[Data excerpts]
_ _ _ _ _ _ _

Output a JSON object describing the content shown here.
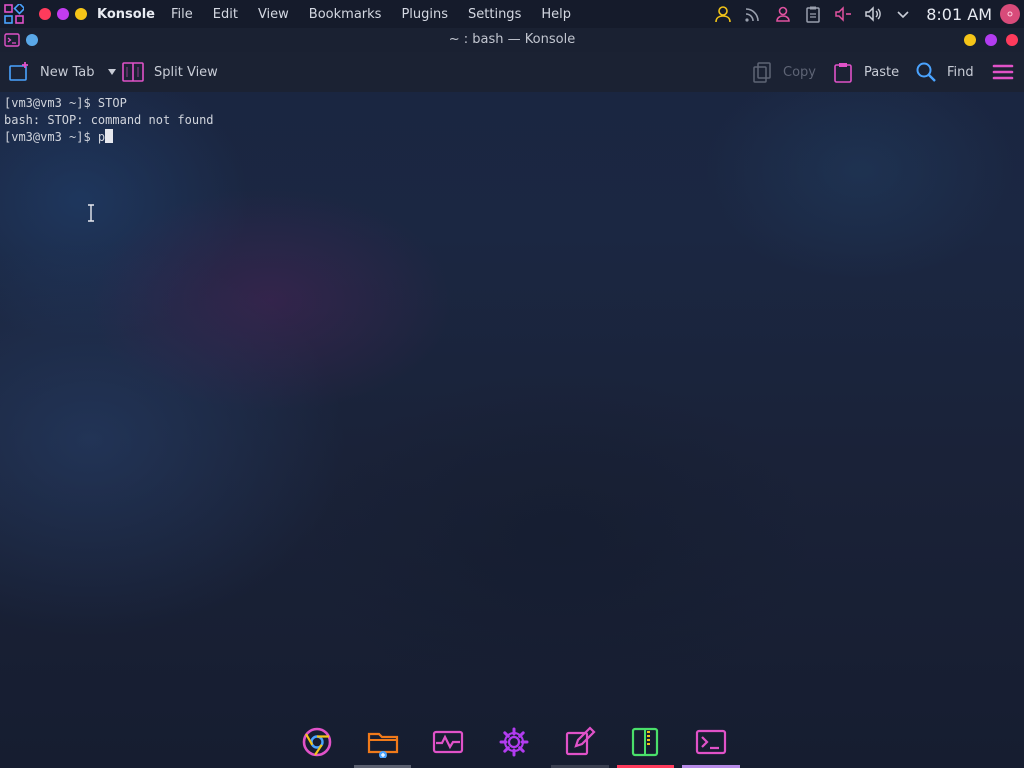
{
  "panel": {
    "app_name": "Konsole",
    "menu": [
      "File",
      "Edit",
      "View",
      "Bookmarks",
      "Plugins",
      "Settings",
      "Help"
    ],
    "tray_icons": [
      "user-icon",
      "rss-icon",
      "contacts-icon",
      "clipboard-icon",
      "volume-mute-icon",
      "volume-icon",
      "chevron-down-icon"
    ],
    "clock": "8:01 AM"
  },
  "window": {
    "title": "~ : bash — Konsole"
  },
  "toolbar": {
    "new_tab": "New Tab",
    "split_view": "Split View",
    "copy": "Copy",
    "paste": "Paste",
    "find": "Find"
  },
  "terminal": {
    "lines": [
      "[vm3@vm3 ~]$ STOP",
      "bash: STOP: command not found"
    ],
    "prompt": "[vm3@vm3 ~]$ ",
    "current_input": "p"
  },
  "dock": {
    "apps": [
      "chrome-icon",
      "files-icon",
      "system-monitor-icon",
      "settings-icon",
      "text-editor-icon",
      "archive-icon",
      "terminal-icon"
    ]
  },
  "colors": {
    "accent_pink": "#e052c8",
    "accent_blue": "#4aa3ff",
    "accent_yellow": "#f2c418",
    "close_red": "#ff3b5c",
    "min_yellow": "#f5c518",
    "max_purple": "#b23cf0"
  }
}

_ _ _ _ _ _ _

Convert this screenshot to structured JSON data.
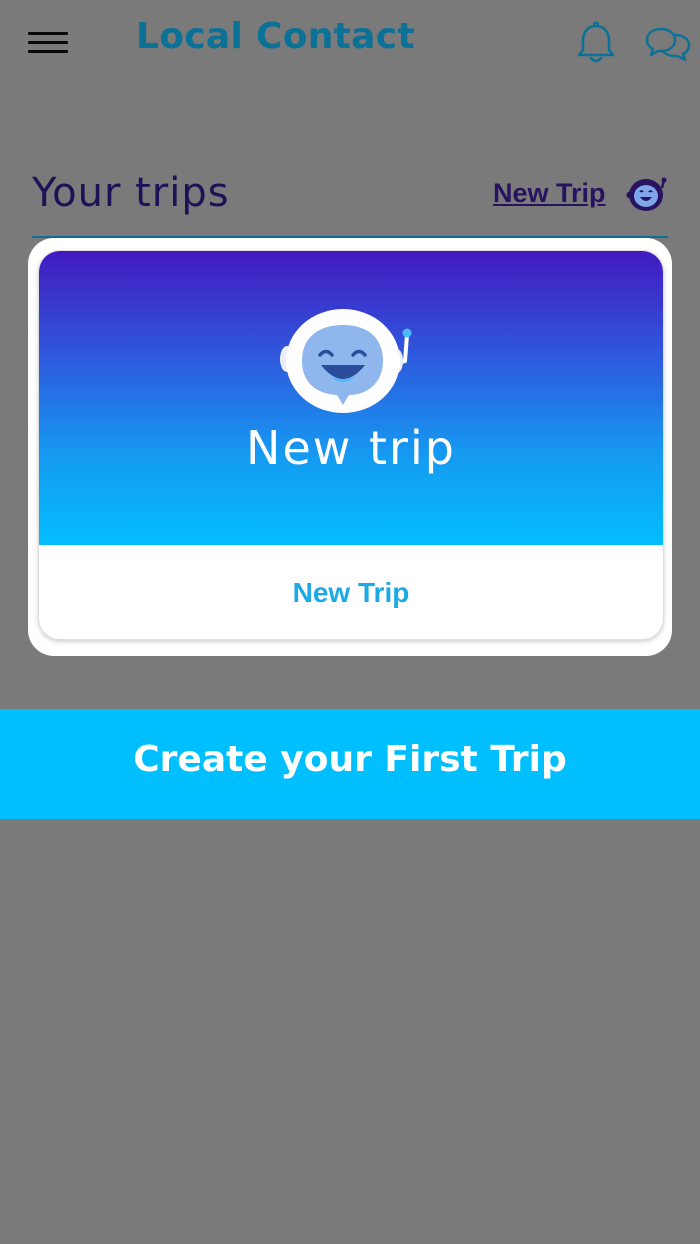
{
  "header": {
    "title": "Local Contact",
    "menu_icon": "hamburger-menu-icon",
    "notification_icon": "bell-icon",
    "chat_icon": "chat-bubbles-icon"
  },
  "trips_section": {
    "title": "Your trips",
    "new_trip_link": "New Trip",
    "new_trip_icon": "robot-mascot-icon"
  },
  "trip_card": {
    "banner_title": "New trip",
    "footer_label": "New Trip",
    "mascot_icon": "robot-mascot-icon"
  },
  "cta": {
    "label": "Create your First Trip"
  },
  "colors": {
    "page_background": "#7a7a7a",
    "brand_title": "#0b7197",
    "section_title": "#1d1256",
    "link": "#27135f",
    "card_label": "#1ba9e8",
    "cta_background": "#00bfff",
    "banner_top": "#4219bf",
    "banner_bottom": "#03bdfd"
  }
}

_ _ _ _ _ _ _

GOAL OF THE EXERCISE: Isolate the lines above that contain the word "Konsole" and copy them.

WRITTEN SOLUTION:
    "app_name": "Konsole",
    "title": "~ : bash — Konsole"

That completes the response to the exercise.